Segment Open

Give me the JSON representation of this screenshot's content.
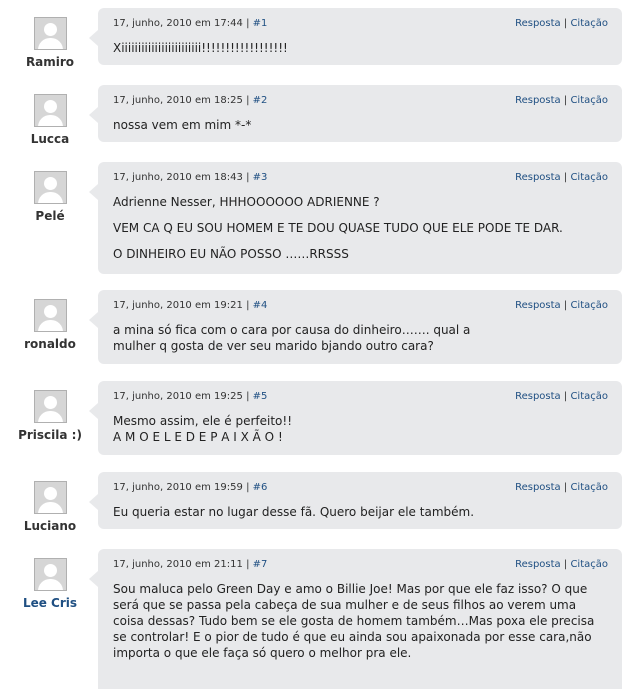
{
  "labels": {
    "reply": "Resposta",
    "quote": "Citação",
    "separator": "|"
  },
  "comments": [
    {
      "author": "Ramiro",
      "date": "17, junho, 2010 em 17:44",
      "num": "#1",
      "paras": [
        "Xiiiiiiiiiiiiiiiiiiiiiiii!!!!!!!!!!!!!!!!!!"
      ]
    },
    {
      "author": "Lucca",
      "date": "17, junho, 2010 em 18:25",
      "num": "#2",
      "paras": [
        "nossa vem em mim *-*"
      ]
    },
    {
      "author": "Pelé",
      "date": "17, junho, 2010 em 18:43",
      "num": "#3",
      "paras": [
        "Adrienne Nesser, HHHOOOOOO ADRIENNE ?",
        "VEM CA Q EU SOU HOMEM E TE DOU QUASE TUDO QUE ELE PODE TE DAR.",
        "O DINHEIRO EU NÃO POSSO ……RRSSS"
      ]
    },
    {
      "author": "ronaldo",
      "date": "17, junho, 2010 em 19:21",
      "num": "#4",
      "paras": [
        "a mina só fica com o cara por causa do dinheiro……. qual a mulher q gosta de ver seu marido bjando outro cara?"
      ]
    },
    {
      "author": "Priscila :)",
      "date": "17, junho, 2010 em 19:25",
      "num": "#5",
      "paras": [
        "Mesmo assim, ele é perfeito!! A M O E L E D E P A I X Ã O !"
      ]
    },
    {
      "author": "Luciano",
      "date": "17, junho, 2010 em 19:59",
      "num": "#6",
      "paras": [
        "Eu queria estar no lugar desse fã. Quero beijar ele também."
      ]
    },
    {
      "author": "Lee Cris",
      "date": "17, junho, 2010 em 21:11",
      "num": "#7",
      "paras": [
        "Sou maluca pelo Green Day e amo o Billie Joe! Mas por que ele faz isso? O que será que se passa pela cabeça de sua mulher e de seus filhos ao verem uma coisa dessas? Tudo bem se ele gosta de homem também…Mas poxa ele precisa se controlar! E o pior de tudo é que eu ainda sou apaixonada por esse cara,não importa o que ele faça só quero o melhor pra ele."
      ]
    }
  ]
}
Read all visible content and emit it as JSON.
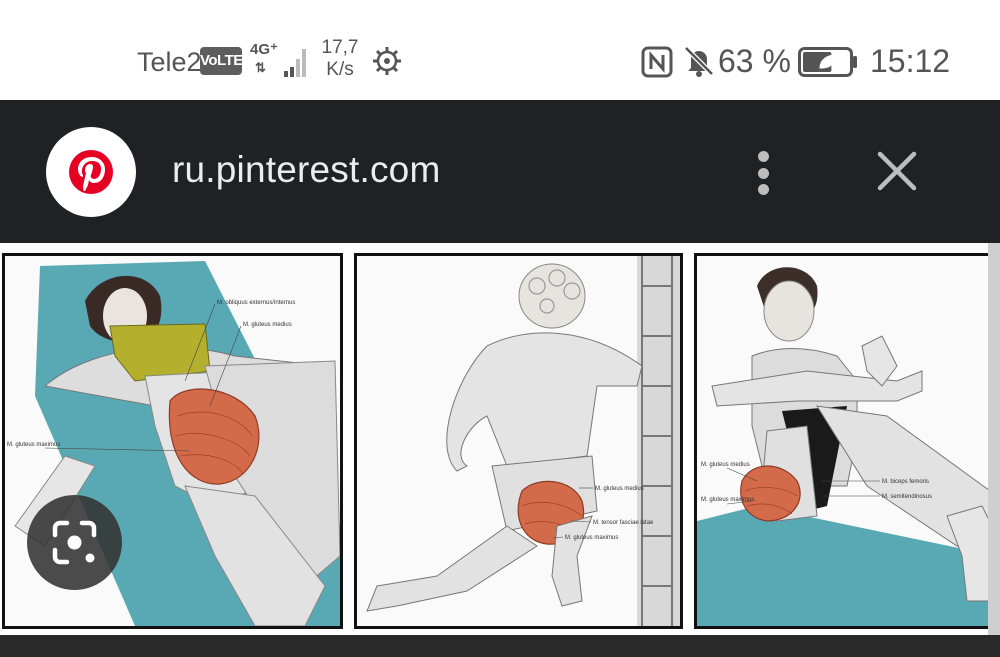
{
  "status_bar": {
    "carrier": "Tele2",
    "volte": "VoLTE",
    "network_type": "4G⁺",
    "network_arrows": "⇅",
    "speed_value": "17,7",
    "speed_unit": "K/s",
    "icons": [
      "signal-icon",
      "gear-icon",
      "nfc-icon",
      "mute-bell-icon",
      "battery-icon"
    ],
    "battery_percent": "63 %",
    "battery_level": 0.63,
    "time": "15:12"
  },
  "browser": {
    "site_icon": "pinterest-logo",
    "url": "ru.pinterest.com",
    "menu_icon": "more-vertical-icon",
    "close_icon": "close-icon"
  },
  "content": {
    "lens_icon": "lens-search-icon",
    "images": [
      {
        "labels": [
          "M. obliquus externus/internus",
          "M. gluteus medius",
          "M. gluteus maximus"
        ]
      },
      {
        "labels": [
          "M. gluteus medius",
          "M. tensor fasciae latae",
          "M. gluteus maximus"
        ]
      },
      {
        "labels": [
          "M. gluteus medius",
          "M. gluteus maximus",
          "M. biceps femoris",
          "M. semitendinosus"
        ]
      }
    ]
  },
  "colors": {
    "browser_bar": "#202124",
    "pinterest_red": "#e60023",
    "yoga_mat": "#58a9b4",
    "muscle_highlight": "#d36a49"
  }
}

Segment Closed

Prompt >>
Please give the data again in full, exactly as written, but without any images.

Written solution >>
Give me the JSON representation of this screenshot's content.
{
  "labels": {
    "reply": "Resposta",
    "quote": "Citação",
    "separator": "|"
  },
  "comments": [
    {
      "author": "Ramiro",
      "date": "17, junho, 2010 em 17:44",
      "num": "#1",
      "paras": [
        "Xiiiiiiiiiiiiiiiiiiiiiiii!!!!!!!!!!!!!!!!!!"
      ]
    },
    {
      "author": "Lucca",
      "date": "17, junho, 2010 em 18:25",
      "num": "#2",
      "paras": [
        "nossa vem em mim *-*"
      ]
    },
    {
      "author": "Pelé",
      "date": "17, junho, 2010 em 18:43",
      "num": "#3",
      "paras": [
        "Adrienne Nesser, HHHOOOOOO ADRIENNE ?",
        "VEM CA Q EU SOU HOMEM E TE DOU QUASE TUDO QUE ELE PODE TE DAR.",
        "O DINHEIRO EU NÃO POSSO ……RRSSS"
      ]
    },
    {
      "author": "ronaldo",
      "date": "17, junho, 2010 em 19:21",
      "num": "#4",
      "paras": [
        "a mina só fica com o cara por causa do dinheiro……. qual a mulher q gosta de ver seu marido bjando outro cara?"
      ]
    },
    {
      "author": "Priscila :)",
      "date": "17, junho, 2010 em 19:25",
      "num": "#5",
      "paras": [
        "Mesmo assim, ele é perfeito!! A M O E L E D E P A I X Ã O !"
      ]
    },
    {
      "author": "Luciano",
      "date": "17, junho, 2010 em 19:59",
      "num": "#6",
      "paras": [
        "Eu queria estar no lugar desse fã. Quero beijar ele também."
      ]
    },
    {
      "author": "Lee Cris",
      "date": "17, junho, 2010 em 21:11",
      "num": "#7",
      "paras": [
        "Sou maluca pelo Green Day e amo o Billie Joe! Mas por que ele faz isso? O que será que se passa pela cabeça de sua mulher e de seus filhos ao verem uma coisa dessas? Tudo bem se ele gosta de homem também…Mas poxa ele precisa se controlar! E o pior de tudo é que eu ainda sou apaixonada por esse cara,não importa o que ele faça só quero o melhor pra ele."
      ]
    }
  ]
}
Read all visible content and emit it as JSON.
{
  "status_bar": {
    "carrier": "Tele2",
    "volte": "VoLTE",
    "network_type": "4G⁺",
    "network_arrows": "⇅",
    "speed_value": "17,7",
    "speed_unit": "K/s",
    "icons": [
      "signal-icon",
      "gear-icon",
      "nfc-icon",
      "mute-bell-icon",
      "battery-icon"
    ],
    "battery_percent": "63 %",
    "battery_level": 0.63,
    "time": "15:12"
  },
  "browser": {
    "site_icon": "pinterest-logo",
    "url": "ru.pinterest.com",
    "menu_icon": "more-vertical-icon",
    "close_icon": "close-icon"
  },
  "content": {
    "lens_icon": "lens-search-icon",
    "images": [
      {
        "labels": [
          "M. obliquus externus/internus",
          "M. gluteus medius",
          "M. gluteus maximus"
        ]
      },
      {
        "labels": [
          "M. gluteus medius",
          "M. tensor fasciae latae",
          "M. gluteus maximus"
        ]
      },
      {
        "labels": [
          "M. gluteus medius",
          "M. gluteus maximus",
          "M. biceps femoris",
          "M. semitendinosus"
        ]
      }
    ]
  },
  "colors": {
    "browser_bar": "#202124",
    "pinterest_red": "#e60023",
    "yoga_mat": "#58a9b4",
    "muscle_highlight": "#d36a49"
  }
}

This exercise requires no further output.